A Norwich-based art project is raising money to support survivors of sexual violence and domestic abuse.
Rosie’s Plaques are selling badges featuring their artwork, and are donating all proceeds to the Sue Lambert Trust, which provides therapy to survivors of sexual violence and domestic abuse through trained volunteers.
The badges are miniature versions of a blue plaque the group put up on display near St Giles’ Street in Norwich which reads: ‘For our sisters who were Just Walking Home’. It was created in response to the murder of Sarah Everard in March earlier this year.
The plaque, and badges, are intended to help people remember Sarah Everard and numerous other women who have been killed while ‘just walking home’.
Maggie Wheeler, from Rosie’s Plaques, says the choice to fundraise for the Sue Lambert Trust was an easy one: “We were looking for a charity that was working with victims of violent crime, and we also wanted a local charity because we’re a Norwich based organisation, our plaques have been up in Norwich.
“We also loved the fact that everything they do is free and delivered by volunteers, including their very skilled counsellors, who very generously give up their time to help.”
So far, they’ve sold around 2000 badges. They also plan to start selling t-shirts and tote bags and will also be donating those profits to the Sue Lambert Trust.
Clive Evans, CEO of the Sue Lambert Trust, said the money raised by Rosie’s Plaques will make a huge difference to the charity: “The money will go to train counsellors. We provide ongoing training to all our counsellors so they can provide the best quality of care for survivors.”
He also said the extra training would help the charity cope with exceptional demand for their services.
“We see about 320 people a week and… unfortunately we have another 300 people waiting for therapy, and that number’s increasing everyday.”
This isn’t the first blue plaque Rosie’s Plaques have put up.

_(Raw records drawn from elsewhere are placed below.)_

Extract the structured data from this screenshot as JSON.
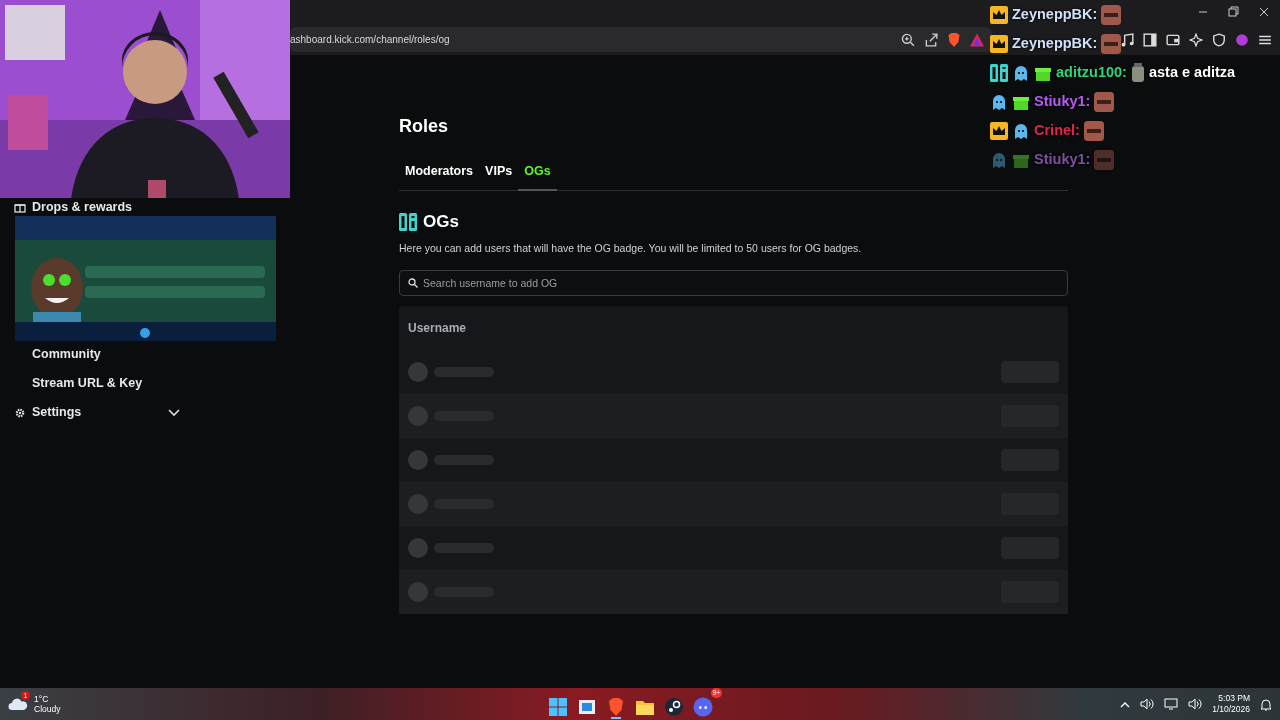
{
  "browser": {
    "url": "ashboard.kick.com/channel/roles/og"
  },
  "sidebar": {
    "items": [
      {
        "label": "Drops & rewards",
        "kind": "icon"
      },
      {
        "label": "Community",
        "kind": "plain"
      },
      {
        "label": "Stream URL & Key",
        "kind": "plain"
      },
      {
        "label": "Settings",
        "kind": "group",
        "expanded": false
      }
    ]
  },
  "page": {
    "title": "Roles",
    "tabs": [
      {
        "label": "Moderators",
        "selected": false
      },
      {
        "label": "VIPs",
        "selected": false
      },
      {
        "label": "OGs",
        "selected": true
      }
    ],
    "section": {
      "title": "OGs",
      "description": "Here you can add users that will have the OG badge. You will be limited to 50 users for OG badges.",
      "search": {
        "placeholder": "Search username to add OG"
      }
    },
    "table": {
      "columns": [
        "Username"
      ],
      "rows": [
        {
          "kind": "skeleton"
        },
        {
          "kind": "skeleton"
        },
        {
          "kind": "skeleton"
        },
        {
          "kind": "skeleton"
        },
        {
          "kind": "skeleton"
        },
        {
          "kind": "skeleton"
        }
      ]
    }
  },
  "chat": {
    "messages": [
      {
        "user": "ZeyneppBK:",
        "color": "#cfe0f8",
        "badges": [
          {
            "kind": "crown"
          }
        ],
        "emote": true,
        "faded": false
      },
      {
        "user": "ZeyneppBK:",
        "color": "#cfe0f8",
        "badges": [
          {
            "kind": "crown"
          }
        ],
        "emote": true,
        "faded": false
      },
      {
        "user": "aditzu100:",
        "color": "#2bd67b",
        "badges": [
          {
            "kind": "og"
          },
          {
            "kind": "ghost"
          },
          {
            "kind": "gift"
          }
        ],
        "text": "asta e aditza",
        "emote": true,
        "faded": false
      },
      {
        "user": "Stiuky1:",
        "color": "#b45cf2",
        "badges": [
          {
            "kind": "ghost"
          },
          {
            "kind": "gift"
          }
        ],
        "emote": true,
        "faded": false
      },
      {
        "user": "Crinel:",
        "color": "#e3224f",
        "badges": [
          {
            "kind": "crown"
          },
          {
            "kind": "ghost"
          }
        ],
        "emote": true,
        "faded": false
      },
      {
        "user": "Stiuky1:",
        "color": "#7a52a0",
        "badges": [
          {
            "kind": "ghost"
          },
          {
            "kind": "gift"
          }
        ],
        "emote": true,
        "faded": true
      }
    ]
  },
  "taskbar": {
    "weather": {
      "temperature": "1°C",
      "condition": "Cloudy",
      "badge": "1"
    },
    "apps": [
      {
        "kind": "start"
      },
      {
        "kind": "window"
      },
      {
        "kind": "browser",
        "active": true
      },
      {
        "kind": "folder"
      },
      {
        "kind": "steam"
      },
      {
        "kind": "discord",
        "badge": "9+"
      }
    ],
    "time": "5:03 PM",
    "date": "1/10/2026"
  }
}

The project came about as a result of the theatre group, The Common Lot, producing a play in 2018 called ‘All Mouth No Trousers’ which focused on the unsung heroic women of Norfolk. Whilst researching for the show, Maggie Wheeler, from Rosie’s Plaques, explains: “We discovered that of the 300 heritage plaques in Norwich that commemorate people and events, only 25 were for women… We decided we needed to do something about that.”
To rectify this, they erected eight alternative blue plaques celebrating Norfolk’s women in May 2019 and have since gone on tour with the project.
“We are raising awareness of the need for a culture where women are recognised for their achievement and contribution to society and can feel safe on the streets. When we realised that less than 12% of the 4500+ heritage plaques in the UK celebrated the lives, achievements and spaces of women, we felt it was a bloody outrage.”
Rosie’s Plaques is now hoping to turn their attention to another issue:
“We’re thinking about how few streets in Norwich are named after women.”
For more information on the Sue Lambert Trust click here.
For more information on Rosie’s Plaques, and to see their badges, click here.